Action item: Reply only with how many lines below contain "icon".

"""

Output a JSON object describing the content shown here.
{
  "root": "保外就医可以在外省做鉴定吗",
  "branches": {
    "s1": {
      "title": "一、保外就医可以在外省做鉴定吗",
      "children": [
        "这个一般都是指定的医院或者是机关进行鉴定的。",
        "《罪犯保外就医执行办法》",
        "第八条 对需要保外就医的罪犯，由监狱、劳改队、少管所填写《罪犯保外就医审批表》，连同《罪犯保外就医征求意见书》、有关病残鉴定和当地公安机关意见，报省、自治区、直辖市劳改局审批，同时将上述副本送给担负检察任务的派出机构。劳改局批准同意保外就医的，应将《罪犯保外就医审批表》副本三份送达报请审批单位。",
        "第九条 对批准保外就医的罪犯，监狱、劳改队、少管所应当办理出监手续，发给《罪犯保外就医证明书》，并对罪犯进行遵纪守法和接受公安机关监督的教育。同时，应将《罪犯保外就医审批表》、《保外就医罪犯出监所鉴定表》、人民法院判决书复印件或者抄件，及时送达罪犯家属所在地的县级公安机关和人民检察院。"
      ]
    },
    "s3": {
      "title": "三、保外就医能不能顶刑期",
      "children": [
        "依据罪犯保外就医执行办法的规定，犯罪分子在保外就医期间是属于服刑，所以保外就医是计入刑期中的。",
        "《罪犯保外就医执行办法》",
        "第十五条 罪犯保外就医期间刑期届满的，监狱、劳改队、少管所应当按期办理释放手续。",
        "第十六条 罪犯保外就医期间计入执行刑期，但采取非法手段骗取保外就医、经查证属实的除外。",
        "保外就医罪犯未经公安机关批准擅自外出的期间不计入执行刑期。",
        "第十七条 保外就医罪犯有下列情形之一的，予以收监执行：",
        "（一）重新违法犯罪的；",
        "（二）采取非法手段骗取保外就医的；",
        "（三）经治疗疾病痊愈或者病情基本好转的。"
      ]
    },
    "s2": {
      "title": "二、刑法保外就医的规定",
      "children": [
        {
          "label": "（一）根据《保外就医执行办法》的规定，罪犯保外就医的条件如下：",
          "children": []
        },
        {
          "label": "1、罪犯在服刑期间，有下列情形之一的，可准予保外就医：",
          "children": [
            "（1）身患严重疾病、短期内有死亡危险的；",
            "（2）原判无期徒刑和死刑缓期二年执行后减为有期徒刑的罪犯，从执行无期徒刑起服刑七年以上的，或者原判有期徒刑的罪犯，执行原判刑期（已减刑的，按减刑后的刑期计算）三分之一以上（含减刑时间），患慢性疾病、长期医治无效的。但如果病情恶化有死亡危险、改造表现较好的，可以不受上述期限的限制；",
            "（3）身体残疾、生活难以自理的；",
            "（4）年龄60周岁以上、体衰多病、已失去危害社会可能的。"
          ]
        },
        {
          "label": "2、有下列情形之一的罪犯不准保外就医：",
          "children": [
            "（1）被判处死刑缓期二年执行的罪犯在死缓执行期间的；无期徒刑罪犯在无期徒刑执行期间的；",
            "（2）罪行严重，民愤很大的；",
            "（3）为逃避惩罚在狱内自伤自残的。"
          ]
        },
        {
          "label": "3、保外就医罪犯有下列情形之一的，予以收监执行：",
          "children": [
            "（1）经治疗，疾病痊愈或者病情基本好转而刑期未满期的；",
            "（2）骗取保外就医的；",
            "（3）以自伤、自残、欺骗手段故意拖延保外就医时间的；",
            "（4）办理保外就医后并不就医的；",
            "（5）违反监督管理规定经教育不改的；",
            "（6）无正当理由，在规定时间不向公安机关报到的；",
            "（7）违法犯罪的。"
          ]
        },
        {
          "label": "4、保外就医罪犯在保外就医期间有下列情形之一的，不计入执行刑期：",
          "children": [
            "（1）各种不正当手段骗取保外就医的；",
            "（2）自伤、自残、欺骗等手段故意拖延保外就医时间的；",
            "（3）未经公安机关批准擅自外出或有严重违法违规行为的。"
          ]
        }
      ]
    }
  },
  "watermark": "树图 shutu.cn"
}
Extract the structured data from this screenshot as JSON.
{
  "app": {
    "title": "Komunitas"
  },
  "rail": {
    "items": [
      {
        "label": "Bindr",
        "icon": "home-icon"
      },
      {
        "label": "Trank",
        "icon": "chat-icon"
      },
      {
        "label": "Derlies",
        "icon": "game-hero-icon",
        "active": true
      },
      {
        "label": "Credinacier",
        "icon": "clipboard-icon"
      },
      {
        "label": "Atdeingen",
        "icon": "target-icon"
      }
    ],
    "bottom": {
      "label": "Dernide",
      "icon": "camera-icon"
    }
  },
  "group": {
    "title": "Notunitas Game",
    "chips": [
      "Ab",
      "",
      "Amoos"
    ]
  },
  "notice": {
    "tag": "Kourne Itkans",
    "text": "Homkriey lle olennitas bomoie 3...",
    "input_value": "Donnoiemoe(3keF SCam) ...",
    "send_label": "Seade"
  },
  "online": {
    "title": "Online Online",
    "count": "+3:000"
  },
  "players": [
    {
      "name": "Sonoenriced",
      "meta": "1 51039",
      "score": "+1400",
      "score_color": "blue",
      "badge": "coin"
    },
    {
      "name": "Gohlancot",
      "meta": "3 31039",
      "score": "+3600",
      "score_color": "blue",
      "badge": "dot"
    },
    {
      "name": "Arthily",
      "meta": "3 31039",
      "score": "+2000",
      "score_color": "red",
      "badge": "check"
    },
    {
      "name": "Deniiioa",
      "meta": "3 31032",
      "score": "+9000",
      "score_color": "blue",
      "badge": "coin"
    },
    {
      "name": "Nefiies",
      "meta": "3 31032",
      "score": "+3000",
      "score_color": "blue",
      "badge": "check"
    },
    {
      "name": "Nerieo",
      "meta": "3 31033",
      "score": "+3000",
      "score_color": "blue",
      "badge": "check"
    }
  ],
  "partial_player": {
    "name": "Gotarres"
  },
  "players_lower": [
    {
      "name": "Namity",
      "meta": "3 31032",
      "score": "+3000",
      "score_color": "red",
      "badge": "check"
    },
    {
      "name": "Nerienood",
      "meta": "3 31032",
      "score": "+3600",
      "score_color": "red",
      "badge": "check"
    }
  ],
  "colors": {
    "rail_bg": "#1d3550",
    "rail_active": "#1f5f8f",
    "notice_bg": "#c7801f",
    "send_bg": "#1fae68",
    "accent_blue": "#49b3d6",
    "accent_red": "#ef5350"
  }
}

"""

Task response: 6